**Requirement:** Pictures do not belong in the copy; print every entry exactly as it stands.

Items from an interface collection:
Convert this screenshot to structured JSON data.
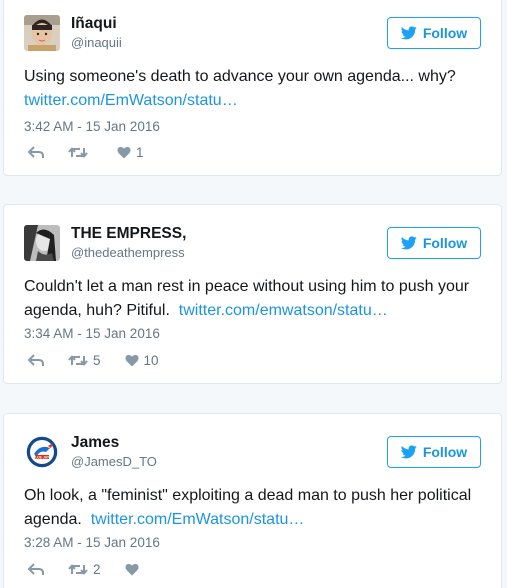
{
  "tweets": [
    {
      "name": "Iñaqui",
      "handle": "@inaquii",
      "text": "Using someone's death to advance your own agenda... why?",
      "link": "twitter.com/EmWatson/statu…",
      "timestamp": "3:42 AM - 15 Jan 2016",
      "retweets": "",
      "likes": "1",
      "follow_label": "Follow"
    },
    {
      "name": "THE EMPRESS,",
      "handle": "@thedeathempress",
      "text": "Couldn't let a man rest in peace without using him to push your agenda, huh? Pitiful.",
      "link": "twitter.com/emwatson/statu…",
      "timestamp": "3:34 AM - 15 Jan 2016",
      "retweets": "5",
      "likes": "10",
      "follow_label": "Follow"
    },
    {
      "name": "James",
      "handle": "@JamesD_TO",
      "text": "Oh look, a \"feminist\" exploiting a dead man to push her political agenda.",
      "link": "twitter.com/EmWatson/statu…",
      "timestamp": "3:28 AM - 15 Jan 2016",
      "retweets": "2",
      "likes": "",
      "follow_label": "Follow"
    }
  ],
  "colors": {
    "accent": "#1da1f2",
    "link": "#1b95e0",
    "muted": "#657786",
    "border": "#e1e8ed",
    "background": "#f5f8fa"
  },
  "icons": [
    "twitter-bird-icon",
    "reply-icon",
    "retweet-icon",
    "heart-icon"
  ],
  "avatar_badge_text": "BLUE JAYS"
}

**Output of the exercise:**
Convert this screenshot to structured JSON data.
{
  "tweets": [
    {
      "name": "Iñaqui",
      "handle": "@inaquii",
      "text": "Using someone's death to advance your own agenda... why?",
      "link": "twitter.com/EmWatson/statu…",
      "timestamp": "3:42 AM - 15 Jan 2016",
      "retweets": "",
      "likes": "1",
      "follow_label": "Follow"
    },
    {
      "name": "THE EMPRESS,",
      "handle": "@thedeathempress",
      "text": "Couldn't let a man rest in peace without using him to push your agenda, huh? Pitiful.",
      "link": "twitter.com/emwatson/statu…",
      "timestamp": "3:34 AM - 15 Jan 2016",
      "retweets": "5",
      "likes": "10",
      "follow_label": "Follow"
    },
    {
      "name": "James",
      "handle": "@JamesD_TO",
      "text": "Oh look, a \"feminist\" exploiting a dead man to push her political agenda.",
      "link": "twitter.com/EmWatson/statu…",
      "timestamp": "3:28 AM - 15 Jan 2016",
      "retweets": "2",
      "likes": "",
      "follow_label": "Follow"
    }
  ],
  "colors": {
    "accent": "#1da1f2",
    "link": "#1b95e0",
    "muted": "#657786",
    "border": "#e1e8ed",
    "background": "#f5f8fa"
  },
  "icons": [
    "twitter-bird-icon",
    "reply-icon",
    "retweet-icon",
    "heart-icon"
  ],
  "avatar_badge_text": "BLUE JAYS"
}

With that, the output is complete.